Then there is Simone Missick as bounty hunter Trepp. This is a person with more baggage than a Samsonite store, and Missick’s performance is so entertaining that I quite literally forgot about her performance in Luke Cage. Much of the no-nonsense behavior as Misty Knight is brought into the role of Trepp as she impatiently tries to get to the bottom of her brother’s disappearance, and her anger plays off beautifully against Mackie.
Torben Liebrecht plays the character of Ivan Carrera, and to say that he IS Carrera is an understatement. Liebrecht plays him with an almost terrifying sense of both obsession and duty, and while he’s not above breaking rules to serve his needs, he has no problem telling someone they are in the wrong and will try intimidation to get what he wants. Given Liebrecht’s physical presence that is not a problem for him. He also delivers a believability to the character when you see loyalties shift throughout the story. To make a character unlikeable one minute and sympathetic the next can be quite the challenge. Liebrecht makes it look easy.
We also have Renée Elise Goldsberry as Falconer, but as of now, she is something of a cipher.

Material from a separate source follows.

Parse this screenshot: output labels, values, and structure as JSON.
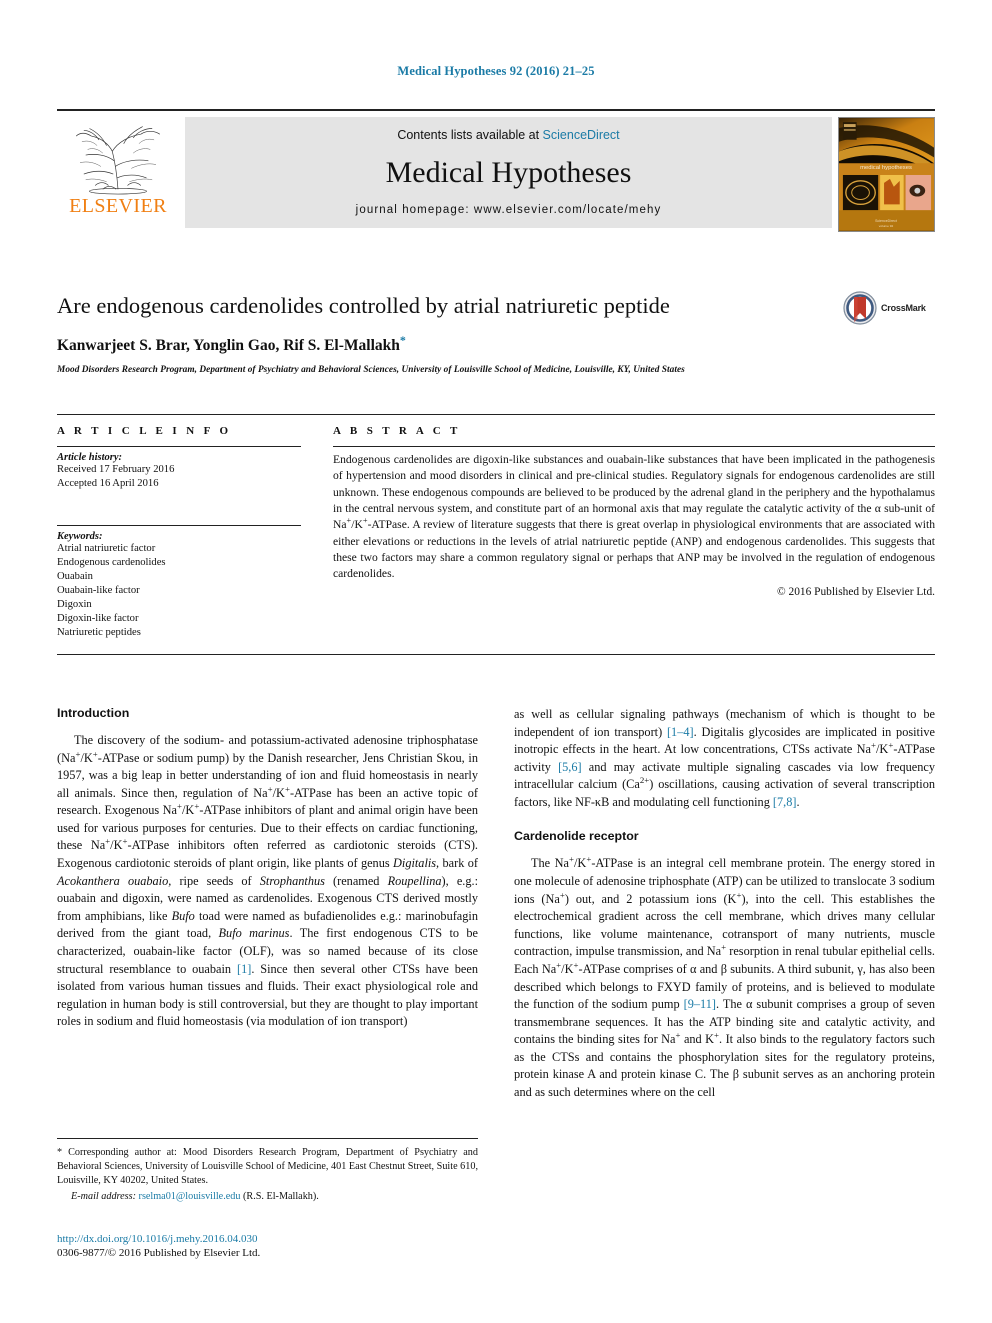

We aren’t meant to know much about her at this stage of the story, and all we have to work with are flashbacks when we see what kind of person she used to be. Goldsberry plays Falconer differently now, flipping back and forth from a confused romantic interest for Kovacs to a highly trained assassin with a very interesting ability. Lastly, we have Poe. Played by Chris Conner, Poe arguably became the breakout character from the first season of this series, and it looked like Poe was meeting an unpleasant ending before the first season was over. Now he’s back, but to keep the character interesting Conner now plays him as damaged. This puts Poe in an unpleasant position of having to reboot himself, but the fear he deals with is how will such a process affect him? Will he remember any portion of his “life” while he was serving Kovacs? Will any of his character growth get lost after this type of reset? Conner plays Poe with just the right amount of strength to continually make him interesting but without going overboard or too far with the performance.
Based on the 2002 novel of the same name by Richard K. Morgan, there is some question as to how close to the source will this show follow. I haven’t read the book so I’m in the dark regarding this, but creator Laeta Kalogridis has done an amazing job at giving viewers a dystopian future that is bright, colorful, and bleak at the same time. It also does a wonderful job of looking at the dangers of human immortality through the process of re-sleeving. Science fiction can be at its best when it tackles complex issues and questions, and after three episodes of its second season, Altered Carbon continues to do that.